Batohi said the judge had found that there had been interference in the NPA being able to do its work with regard to prosecuting certain individuals. This, she said, placed an onus on her to put in place a mechanism that will look at what happened which led to the NPA not being able to conduct its mandate. The high court in Johannesburg dismissed Rodrigues’s application for a permanent stay of prosecution last month ruling that he should face trial for his role in the 1971 murder of anti-apartheid activist Ahmed Timol.
Rodrigues, 80, is facing a charge of premeditated murder and another of defeating the ends of justice. He is seeking to appeal the decision. Batohi said they were also looking at having one coordinated process to deal with the issue. “It’s pointless having parallel tracks looking at the same thing. In order to also deal with resource constraints, at the moment there is a court directive for the NPA to look into this but there are calls for a commission of inquiry and the Zondo commission to look into these issues,” she said.
The National Prosecuting Authority (NPA) does not have enough money to pay all of its salaries this financial year and will have to slash staff by more than 550 if it is to remain within budget over the medium term. The financial crisis could worsen an already volatile situation at the cash-strapped authority, which is already understaffed and needs more prosecutors.

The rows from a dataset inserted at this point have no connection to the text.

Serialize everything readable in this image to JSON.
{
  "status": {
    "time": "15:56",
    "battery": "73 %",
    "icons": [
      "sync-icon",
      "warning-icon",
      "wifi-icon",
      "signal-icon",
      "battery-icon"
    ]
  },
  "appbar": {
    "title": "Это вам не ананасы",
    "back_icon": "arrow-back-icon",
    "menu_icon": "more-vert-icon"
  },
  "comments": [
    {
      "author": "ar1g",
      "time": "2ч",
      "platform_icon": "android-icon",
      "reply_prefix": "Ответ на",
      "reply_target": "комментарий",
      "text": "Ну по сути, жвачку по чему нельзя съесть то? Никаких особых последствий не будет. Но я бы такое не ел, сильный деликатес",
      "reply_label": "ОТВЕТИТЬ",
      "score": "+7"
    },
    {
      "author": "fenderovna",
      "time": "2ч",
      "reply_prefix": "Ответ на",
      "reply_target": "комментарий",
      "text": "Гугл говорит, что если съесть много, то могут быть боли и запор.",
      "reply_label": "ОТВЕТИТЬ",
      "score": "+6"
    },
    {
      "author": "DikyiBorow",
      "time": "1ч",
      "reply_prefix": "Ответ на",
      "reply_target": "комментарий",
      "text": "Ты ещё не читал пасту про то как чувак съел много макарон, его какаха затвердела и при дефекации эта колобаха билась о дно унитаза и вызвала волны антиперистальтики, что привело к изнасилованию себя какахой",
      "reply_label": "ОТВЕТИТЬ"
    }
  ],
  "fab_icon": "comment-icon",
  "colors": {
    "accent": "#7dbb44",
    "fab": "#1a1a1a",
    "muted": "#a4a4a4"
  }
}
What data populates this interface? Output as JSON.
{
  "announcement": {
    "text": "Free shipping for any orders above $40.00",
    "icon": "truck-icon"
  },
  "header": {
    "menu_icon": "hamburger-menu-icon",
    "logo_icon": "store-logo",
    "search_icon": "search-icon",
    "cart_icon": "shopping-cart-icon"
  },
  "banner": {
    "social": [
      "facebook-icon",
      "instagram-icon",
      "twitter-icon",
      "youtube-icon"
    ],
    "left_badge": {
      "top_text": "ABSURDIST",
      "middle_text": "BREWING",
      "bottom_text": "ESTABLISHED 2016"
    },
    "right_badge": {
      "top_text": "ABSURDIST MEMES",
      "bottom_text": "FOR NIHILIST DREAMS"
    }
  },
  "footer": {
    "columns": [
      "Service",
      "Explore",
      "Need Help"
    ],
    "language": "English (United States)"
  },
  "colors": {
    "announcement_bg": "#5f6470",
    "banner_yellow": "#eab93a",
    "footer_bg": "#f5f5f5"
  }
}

The dire financial state of the institution, which is tasked with waging war on corruption and state capture, came into focus on Tuesday in parliament, when a delegation from the NPA, led by national director of public prosecutions Shamila Batohi, briefed the portfolio committee on justice and correctional services.
NATIONAL DIRECTOR OF PUBLIC PROSECUTIONS NATIONAL PROSECUTING AUTHORITY – SOUTH AFRICA
Career Advocate Shamila Batohi has been appointed as the new National Director of Public Prosecutions (NDPP), making her the first female appointed at this position. Batohi commenced her duties as the NDPP in February 2019.
She began her career as a junior prosecutor in the Chatsworth Magistrate’s Court in 1986 and steadily rose through the ranks to become the Director of Public Prosecutions in KwaZulu-Natal.
She was seconded to the Investigation Task Unit established by President Nelson Mandela in 1995 and later served as the first regional head of the Directorate of Special Operations based in KwaZulu-Natal.
For much of the last decade, she served as a Senior Legal Advisor to the Prosecutor of the International Criminal Court.
“Despite the many challenges the NPA has faced in the past, we know that there are women and men of great ability, experience and commitment within the NPA who are dedicated to doing their job and doing it well,” said President Ramaphosa.
“It is our collective responsibility to ensure that the conditions exist for them to effectively serve the cause of justice and to meet the great expectations that the South African people have of them.”
Embracing the challenge, Batohi thanked the President for appointing her and the interview panel for the recommendation.
“I accept with gratitude the opportunity to serve as the NDPP. My only obligation is to serve the country with humility and dignity and to the best of my ability,” she said.
She defined her appointment as a historic moment for women in the country, saying it is a recognition by the President that the role of women in the pursuit of equality and justice is important.
“The President and, by proxy, the people, have bestowed a lot of confidence in me and the least I can do is to reciprocate that confidence,” she said.
She added that her leadership would seek to work with the different sectors of government and society in an effort to promote justice. Building a harmonious NPA also ranked amongst her primary objectives.